By the time the next issue of MRW “hits the streets” in late June, we will know the colour of the Government and almost certainly the senior ministers who will be responsible for our industry. Although some politicians will stay put, the likelihood is that there will yet again be new faces.
The ministerial merry-go-round always puts the resources industry back to square one in terms of getting its message across. As this happens at every reshuffle, maybe a change of tack is needed in terms of how the industry presents itself to Government.
There are a number of excellent organisations representing sub-sector interests – the Environmental Services Association (ESA), Chartered Institution of Wastes Management (CIWM) and the Local Authority Recycling Advisory Committee are just three (and apologies to those not listed).
We lack a forum where each sub-sector comes together and speaks truth to power with one voice
Resource & Waste UK (the relatively new partnership between the ESA and CIWM) is a step in the right direction but has yet to make much of a mark – even though it is ably led by the charismatic Steve Lee.
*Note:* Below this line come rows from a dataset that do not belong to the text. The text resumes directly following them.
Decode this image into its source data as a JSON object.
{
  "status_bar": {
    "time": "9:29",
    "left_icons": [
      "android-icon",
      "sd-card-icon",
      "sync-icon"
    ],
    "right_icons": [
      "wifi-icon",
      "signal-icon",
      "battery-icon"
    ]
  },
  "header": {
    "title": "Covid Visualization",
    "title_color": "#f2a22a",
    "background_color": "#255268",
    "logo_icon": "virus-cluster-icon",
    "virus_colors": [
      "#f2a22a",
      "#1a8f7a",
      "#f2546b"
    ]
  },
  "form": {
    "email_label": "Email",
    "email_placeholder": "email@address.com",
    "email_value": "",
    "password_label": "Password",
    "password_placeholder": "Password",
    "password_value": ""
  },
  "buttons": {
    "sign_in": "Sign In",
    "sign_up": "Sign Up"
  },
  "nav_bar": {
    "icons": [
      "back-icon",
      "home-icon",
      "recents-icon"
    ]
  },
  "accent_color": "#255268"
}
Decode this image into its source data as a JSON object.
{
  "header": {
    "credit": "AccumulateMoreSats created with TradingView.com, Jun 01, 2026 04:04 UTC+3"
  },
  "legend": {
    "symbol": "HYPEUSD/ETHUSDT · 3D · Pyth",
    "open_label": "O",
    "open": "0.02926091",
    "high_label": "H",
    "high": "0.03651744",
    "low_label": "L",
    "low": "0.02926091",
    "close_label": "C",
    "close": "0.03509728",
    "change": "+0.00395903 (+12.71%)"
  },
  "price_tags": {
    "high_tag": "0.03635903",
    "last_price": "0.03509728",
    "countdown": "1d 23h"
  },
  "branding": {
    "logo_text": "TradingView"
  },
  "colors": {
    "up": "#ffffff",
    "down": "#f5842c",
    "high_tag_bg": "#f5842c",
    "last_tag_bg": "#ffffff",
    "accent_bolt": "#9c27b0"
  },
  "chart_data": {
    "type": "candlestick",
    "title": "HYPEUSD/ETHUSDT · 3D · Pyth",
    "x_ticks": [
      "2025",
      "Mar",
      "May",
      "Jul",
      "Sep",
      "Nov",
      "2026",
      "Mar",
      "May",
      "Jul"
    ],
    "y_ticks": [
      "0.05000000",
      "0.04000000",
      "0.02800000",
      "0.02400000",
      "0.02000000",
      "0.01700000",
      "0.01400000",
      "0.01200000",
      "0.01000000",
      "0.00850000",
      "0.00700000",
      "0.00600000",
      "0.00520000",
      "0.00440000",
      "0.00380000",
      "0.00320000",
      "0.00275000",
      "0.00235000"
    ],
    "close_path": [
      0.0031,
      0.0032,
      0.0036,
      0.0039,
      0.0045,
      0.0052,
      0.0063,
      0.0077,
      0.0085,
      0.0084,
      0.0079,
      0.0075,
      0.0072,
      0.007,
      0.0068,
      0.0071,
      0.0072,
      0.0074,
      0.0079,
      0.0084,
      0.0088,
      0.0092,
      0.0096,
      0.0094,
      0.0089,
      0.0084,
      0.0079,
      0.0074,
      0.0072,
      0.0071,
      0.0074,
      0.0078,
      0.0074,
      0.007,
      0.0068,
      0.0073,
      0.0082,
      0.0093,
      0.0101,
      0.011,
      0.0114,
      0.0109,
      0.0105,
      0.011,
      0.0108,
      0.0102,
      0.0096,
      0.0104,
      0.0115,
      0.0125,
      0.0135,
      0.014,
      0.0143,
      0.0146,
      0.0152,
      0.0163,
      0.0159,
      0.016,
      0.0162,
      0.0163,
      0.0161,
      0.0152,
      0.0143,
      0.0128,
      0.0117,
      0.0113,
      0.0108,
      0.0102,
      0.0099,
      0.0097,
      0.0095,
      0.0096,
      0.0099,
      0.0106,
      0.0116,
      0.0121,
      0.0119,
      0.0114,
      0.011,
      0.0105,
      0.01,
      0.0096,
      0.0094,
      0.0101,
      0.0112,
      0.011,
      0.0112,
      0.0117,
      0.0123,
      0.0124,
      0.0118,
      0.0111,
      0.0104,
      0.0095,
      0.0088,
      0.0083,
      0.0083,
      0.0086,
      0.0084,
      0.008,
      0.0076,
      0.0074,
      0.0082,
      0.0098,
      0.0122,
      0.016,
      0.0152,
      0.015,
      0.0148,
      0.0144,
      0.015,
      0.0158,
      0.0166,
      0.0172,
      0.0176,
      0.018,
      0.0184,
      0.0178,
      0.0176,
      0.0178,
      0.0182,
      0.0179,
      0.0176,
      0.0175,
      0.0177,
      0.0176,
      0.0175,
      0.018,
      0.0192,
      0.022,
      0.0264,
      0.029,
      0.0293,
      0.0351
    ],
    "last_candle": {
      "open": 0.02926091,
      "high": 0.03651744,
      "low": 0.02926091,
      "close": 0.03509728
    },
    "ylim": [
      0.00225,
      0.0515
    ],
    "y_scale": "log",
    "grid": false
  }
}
I’ve written elsewhere of the depressingly low number of meetings between sector representatives and Defra ministers in the last Government. Precisely one in the six months after the post-Brexit vote re-shuffle, it appears.
We lack a forum where each sub-sector comes together and speaks truth to power with one voice, with support from businesses and other partners that back resource efficiency. The Green Alliance and the Aldersgate Group have that over-arching reach but their brief is a wider environmental one.
It is a challenge faced by the RWM Ambassadors. It is an excellent panel of people from across the sector, assembled with the primary goal of ensuring that RWM remains the key industry event in our calendar and is as relevant as possible to those who attend or engage with the show in any capacity: exhibitor, visitor, speaker - or even journalist.
The challenge the group also faces is adopting shared positions on the key issues. A reprocessor, for example, may have markedly different views on an energy-recovery-versus-recycling debate than an RDF exporter. And there is a hurdle to overcome as few Ambassadors have carte blanche to speak directly on behalf of their company, organisation or authority.
Neither of these examples is quoted to devalue the collective worth of the Ambassadors. Good has, and is, being done. The report commissioned last year on data (or lack of it) was rigorous enough to attract the interest of Defra officials who are keen to build on the foundation in addressing a real problem for policy-makers.
Perhaps the group is a prototype for an industry-wide forum, boosted by big brands such as Marks & Spencer, Ikea or Coca-Cola to show that there is considerable industry buy-in. It would be a body with real clout for ministers assessing if it was something they should do business with.
The Metals Forum, where all sectors have come together “to articulate their compelling vision of the future for metals in the UK”, could well be a template.